<<<<

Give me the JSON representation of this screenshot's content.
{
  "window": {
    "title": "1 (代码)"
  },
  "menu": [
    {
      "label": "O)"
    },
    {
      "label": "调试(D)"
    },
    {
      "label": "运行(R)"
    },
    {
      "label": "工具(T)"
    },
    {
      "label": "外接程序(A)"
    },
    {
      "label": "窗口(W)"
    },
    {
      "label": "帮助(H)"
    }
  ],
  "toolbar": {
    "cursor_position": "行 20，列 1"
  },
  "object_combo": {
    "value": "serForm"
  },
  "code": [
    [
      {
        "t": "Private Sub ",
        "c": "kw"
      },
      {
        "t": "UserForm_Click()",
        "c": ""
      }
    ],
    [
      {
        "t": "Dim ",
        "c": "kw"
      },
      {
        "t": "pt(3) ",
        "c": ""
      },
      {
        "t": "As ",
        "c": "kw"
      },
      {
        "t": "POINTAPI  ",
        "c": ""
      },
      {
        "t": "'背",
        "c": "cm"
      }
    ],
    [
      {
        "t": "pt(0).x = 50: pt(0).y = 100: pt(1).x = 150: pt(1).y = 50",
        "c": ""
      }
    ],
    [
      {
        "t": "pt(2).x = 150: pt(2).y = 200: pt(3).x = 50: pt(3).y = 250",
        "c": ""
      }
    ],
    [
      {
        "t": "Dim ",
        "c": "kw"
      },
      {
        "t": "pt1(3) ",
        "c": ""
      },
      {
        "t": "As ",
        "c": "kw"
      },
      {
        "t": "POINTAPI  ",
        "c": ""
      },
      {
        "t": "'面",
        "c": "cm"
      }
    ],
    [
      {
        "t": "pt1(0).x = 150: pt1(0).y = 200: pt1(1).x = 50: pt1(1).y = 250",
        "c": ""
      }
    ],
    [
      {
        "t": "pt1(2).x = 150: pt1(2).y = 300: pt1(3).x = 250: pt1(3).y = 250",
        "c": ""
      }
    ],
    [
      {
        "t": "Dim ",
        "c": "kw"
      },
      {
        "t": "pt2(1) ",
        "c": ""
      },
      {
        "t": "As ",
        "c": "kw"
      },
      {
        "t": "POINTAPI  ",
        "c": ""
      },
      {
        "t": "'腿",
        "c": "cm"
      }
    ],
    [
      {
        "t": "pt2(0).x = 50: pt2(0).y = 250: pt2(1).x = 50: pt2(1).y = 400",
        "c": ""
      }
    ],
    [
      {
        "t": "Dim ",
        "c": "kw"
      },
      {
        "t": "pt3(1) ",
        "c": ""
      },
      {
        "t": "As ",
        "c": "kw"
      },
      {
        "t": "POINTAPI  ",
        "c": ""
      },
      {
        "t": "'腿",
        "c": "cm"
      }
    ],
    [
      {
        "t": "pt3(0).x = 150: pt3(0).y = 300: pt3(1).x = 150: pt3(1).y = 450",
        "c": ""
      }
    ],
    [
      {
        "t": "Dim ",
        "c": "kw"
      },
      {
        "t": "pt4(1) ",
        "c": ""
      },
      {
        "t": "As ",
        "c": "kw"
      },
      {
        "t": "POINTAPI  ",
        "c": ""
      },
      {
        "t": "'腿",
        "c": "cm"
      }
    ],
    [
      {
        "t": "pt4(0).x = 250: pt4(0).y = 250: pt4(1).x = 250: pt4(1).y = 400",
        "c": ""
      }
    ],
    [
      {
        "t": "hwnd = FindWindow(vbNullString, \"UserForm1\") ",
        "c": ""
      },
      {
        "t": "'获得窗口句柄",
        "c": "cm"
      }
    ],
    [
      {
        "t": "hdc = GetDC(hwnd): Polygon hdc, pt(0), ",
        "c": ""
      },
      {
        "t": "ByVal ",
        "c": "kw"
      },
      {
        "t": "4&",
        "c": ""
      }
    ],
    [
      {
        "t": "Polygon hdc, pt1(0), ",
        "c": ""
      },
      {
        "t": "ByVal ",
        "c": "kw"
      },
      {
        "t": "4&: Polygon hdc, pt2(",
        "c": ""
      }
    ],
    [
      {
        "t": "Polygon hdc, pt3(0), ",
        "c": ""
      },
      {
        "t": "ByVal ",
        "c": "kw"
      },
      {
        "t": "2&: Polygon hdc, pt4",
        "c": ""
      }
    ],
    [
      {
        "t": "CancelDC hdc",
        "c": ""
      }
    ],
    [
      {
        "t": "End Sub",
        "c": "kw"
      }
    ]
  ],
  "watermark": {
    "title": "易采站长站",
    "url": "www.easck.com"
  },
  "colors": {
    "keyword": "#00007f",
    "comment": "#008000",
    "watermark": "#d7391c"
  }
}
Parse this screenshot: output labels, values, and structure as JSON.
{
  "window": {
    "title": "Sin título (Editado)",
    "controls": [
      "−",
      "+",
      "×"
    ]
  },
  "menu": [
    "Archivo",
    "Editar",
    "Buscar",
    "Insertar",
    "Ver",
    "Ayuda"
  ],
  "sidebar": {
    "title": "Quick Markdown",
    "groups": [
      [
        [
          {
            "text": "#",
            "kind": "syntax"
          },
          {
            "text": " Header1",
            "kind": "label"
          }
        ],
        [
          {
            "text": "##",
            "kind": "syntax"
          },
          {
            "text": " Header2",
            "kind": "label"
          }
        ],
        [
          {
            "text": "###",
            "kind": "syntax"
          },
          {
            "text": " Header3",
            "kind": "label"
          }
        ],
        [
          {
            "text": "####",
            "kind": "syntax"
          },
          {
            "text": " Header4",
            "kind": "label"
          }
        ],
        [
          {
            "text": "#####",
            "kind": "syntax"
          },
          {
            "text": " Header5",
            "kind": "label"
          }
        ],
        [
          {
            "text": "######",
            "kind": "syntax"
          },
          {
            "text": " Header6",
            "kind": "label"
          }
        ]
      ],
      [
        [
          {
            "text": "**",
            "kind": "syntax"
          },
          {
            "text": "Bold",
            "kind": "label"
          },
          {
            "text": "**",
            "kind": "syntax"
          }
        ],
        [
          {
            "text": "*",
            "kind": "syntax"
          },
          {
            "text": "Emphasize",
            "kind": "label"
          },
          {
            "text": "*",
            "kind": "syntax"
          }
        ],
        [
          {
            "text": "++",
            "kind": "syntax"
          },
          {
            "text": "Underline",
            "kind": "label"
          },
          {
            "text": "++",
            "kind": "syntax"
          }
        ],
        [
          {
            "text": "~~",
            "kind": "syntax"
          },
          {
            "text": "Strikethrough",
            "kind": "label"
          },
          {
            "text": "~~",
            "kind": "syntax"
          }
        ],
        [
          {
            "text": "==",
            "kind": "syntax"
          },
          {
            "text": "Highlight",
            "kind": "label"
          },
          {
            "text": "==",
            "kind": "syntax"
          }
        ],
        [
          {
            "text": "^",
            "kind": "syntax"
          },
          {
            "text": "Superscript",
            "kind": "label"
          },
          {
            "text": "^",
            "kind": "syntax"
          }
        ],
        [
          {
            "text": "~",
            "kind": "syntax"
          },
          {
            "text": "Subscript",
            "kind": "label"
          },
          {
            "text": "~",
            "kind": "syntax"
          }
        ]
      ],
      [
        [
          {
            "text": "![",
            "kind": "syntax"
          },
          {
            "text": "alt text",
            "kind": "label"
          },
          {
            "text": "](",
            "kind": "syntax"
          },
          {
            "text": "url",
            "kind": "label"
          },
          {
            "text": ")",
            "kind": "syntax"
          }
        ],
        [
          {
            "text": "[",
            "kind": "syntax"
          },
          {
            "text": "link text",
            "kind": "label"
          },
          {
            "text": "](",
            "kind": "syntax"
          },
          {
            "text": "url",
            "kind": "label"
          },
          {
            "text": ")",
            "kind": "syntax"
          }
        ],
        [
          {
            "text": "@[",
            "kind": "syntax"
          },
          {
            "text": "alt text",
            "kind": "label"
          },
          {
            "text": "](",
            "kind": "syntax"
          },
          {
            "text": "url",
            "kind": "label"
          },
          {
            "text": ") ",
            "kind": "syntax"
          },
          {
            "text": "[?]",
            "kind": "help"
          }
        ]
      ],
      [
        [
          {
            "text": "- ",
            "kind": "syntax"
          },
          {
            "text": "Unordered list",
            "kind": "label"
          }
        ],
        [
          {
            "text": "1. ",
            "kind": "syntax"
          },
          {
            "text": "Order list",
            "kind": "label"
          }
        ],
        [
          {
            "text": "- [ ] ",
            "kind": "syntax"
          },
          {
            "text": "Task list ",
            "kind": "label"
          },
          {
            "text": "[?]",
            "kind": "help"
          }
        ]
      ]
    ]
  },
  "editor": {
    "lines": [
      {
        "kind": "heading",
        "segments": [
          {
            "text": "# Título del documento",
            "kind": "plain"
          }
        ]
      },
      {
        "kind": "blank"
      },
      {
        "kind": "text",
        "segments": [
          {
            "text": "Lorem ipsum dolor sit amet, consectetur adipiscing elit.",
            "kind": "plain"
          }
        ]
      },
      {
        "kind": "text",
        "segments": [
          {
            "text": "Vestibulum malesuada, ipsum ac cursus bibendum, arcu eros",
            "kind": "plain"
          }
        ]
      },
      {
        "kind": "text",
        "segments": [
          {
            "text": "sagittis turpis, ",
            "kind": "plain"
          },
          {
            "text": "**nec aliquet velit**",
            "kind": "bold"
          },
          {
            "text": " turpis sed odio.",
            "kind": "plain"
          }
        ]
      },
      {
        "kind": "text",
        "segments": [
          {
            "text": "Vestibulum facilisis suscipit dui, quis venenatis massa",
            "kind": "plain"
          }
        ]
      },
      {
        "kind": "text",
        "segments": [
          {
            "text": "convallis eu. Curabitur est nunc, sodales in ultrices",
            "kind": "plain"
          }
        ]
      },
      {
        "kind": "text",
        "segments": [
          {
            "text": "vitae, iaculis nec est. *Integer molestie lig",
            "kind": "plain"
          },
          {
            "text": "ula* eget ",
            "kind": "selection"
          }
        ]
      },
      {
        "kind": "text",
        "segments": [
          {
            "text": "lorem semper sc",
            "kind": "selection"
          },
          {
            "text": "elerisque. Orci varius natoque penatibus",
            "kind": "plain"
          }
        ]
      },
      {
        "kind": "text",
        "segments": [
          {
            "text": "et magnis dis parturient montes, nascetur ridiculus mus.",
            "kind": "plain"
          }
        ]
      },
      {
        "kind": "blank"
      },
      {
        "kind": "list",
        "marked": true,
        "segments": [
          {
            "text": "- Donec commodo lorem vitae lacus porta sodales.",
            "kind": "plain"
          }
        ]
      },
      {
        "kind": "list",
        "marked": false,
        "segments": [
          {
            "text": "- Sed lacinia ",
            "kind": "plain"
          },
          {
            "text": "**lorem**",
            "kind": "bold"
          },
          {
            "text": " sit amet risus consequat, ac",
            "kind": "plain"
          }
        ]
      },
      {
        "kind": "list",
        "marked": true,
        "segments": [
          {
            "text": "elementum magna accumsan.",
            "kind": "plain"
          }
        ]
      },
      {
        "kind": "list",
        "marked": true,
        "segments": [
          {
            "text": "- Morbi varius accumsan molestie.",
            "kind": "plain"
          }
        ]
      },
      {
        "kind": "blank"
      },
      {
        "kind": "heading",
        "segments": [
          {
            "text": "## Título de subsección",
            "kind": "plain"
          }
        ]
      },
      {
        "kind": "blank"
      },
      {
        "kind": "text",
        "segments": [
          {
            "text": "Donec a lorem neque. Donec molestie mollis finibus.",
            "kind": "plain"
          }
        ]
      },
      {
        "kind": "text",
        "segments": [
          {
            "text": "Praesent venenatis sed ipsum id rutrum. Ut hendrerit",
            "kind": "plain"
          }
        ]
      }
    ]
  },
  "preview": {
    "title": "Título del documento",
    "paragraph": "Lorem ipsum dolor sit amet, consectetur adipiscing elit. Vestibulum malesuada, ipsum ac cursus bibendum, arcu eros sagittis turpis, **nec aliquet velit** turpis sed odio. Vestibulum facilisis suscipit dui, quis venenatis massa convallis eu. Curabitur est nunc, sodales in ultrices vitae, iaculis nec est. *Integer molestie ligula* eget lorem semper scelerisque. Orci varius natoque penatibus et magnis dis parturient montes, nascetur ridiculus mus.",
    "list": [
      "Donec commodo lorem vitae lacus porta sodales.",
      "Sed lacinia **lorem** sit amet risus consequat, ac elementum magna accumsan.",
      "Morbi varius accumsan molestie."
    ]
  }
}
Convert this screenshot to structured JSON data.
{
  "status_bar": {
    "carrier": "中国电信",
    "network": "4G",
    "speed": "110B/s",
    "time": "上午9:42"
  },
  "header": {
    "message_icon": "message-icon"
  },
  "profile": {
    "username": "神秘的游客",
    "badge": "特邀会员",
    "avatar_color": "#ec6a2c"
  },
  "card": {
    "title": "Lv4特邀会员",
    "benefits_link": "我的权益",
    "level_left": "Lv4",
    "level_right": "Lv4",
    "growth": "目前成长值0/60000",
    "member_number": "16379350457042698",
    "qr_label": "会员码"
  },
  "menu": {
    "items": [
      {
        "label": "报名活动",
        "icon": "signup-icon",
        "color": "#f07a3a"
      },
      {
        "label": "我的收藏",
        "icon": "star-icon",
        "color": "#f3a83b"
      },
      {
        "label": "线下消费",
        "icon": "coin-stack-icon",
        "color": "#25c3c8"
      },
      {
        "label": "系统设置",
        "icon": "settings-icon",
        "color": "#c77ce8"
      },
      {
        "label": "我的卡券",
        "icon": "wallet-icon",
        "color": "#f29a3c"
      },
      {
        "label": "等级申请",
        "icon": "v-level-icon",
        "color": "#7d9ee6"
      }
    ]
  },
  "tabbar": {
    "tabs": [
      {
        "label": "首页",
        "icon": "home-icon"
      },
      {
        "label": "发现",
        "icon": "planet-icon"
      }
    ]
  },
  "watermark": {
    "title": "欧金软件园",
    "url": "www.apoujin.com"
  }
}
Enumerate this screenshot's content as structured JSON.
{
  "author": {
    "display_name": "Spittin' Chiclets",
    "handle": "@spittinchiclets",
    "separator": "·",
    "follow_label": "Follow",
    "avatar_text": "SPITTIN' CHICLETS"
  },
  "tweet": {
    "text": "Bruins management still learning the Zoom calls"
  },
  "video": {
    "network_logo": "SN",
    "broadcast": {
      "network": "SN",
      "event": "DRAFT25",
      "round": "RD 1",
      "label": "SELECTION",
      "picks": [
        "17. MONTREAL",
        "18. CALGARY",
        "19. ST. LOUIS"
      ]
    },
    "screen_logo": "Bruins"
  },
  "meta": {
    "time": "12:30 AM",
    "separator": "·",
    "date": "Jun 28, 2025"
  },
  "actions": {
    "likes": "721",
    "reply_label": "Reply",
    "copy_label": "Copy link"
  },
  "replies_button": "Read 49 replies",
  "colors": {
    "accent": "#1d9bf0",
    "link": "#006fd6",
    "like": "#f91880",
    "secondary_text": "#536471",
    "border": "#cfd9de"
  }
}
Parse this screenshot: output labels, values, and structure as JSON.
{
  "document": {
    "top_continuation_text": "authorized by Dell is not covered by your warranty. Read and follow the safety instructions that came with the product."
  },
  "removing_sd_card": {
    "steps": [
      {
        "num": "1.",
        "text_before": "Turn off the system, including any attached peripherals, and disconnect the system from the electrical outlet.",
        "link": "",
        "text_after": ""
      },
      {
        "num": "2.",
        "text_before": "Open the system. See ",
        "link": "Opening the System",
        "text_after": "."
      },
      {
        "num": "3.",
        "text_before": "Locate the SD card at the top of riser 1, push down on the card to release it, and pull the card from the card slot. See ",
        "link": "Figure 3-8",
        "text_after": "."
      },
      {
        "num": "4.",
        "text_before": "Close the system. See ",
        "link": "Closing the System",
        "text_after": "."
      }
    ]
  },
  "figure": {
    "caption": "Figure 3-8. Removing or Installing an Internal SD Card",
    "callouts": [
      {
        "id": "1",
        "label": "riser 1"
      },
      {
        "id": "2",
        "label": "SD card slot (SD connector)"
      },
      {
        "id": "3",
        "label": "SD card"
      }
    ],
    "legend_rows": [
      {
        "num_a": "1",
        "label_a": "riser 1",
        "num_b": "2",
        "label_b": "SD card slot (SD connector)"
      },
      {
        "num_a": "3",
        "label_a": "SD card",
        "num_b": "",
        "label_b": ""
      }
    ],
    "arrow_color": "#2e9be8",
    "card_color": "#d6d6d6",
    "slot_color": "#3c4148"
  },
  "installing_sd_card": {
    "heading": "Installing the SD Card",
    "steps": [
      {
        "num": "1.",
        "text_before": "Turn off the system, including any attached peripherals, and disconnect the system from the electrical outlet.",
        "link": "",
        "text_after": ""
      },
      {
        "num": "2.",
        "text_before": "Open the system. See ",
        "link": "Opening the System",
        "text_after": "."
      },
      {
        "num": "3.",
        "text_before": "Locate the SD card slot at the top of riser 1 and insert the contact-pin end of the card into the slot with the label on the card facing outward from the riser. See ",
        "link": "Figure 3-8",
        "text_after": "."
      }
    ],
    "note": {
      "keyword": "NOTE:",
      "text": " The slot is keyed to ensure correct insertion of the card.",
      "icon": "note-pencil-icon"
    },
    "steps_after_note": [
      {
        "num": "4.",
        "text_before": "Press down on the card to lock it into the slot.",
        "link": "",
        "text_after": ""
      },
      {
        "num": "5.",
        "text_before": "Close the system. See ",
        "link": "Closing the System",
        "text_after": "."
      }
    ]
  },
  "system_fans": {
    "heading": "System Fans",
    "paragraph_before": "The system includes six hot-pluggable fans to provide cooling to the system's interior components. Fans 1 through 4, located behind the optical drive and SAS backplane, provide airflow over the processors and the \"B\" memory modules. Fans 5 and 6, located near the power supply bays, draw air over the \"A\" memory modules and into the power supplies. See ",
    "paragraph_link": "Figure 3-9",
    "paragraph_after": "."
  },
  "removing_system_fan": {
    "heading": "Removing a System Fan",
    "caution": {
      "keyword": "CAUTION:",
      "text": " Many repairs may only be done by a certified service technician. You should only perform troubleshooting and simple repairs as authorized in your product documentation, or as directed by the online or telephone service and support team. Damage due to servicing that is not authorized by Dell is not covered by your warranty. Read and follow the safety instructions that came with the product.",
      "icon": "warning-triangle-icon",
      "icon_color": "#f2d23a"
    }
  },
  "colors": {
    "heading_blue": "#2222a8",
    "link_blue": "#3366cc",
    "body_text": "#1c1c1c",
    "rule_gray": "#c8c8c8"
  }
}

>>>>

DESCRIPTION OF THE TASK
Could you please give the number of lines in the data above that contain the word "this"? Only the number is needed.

SOLVED PROBLEM
5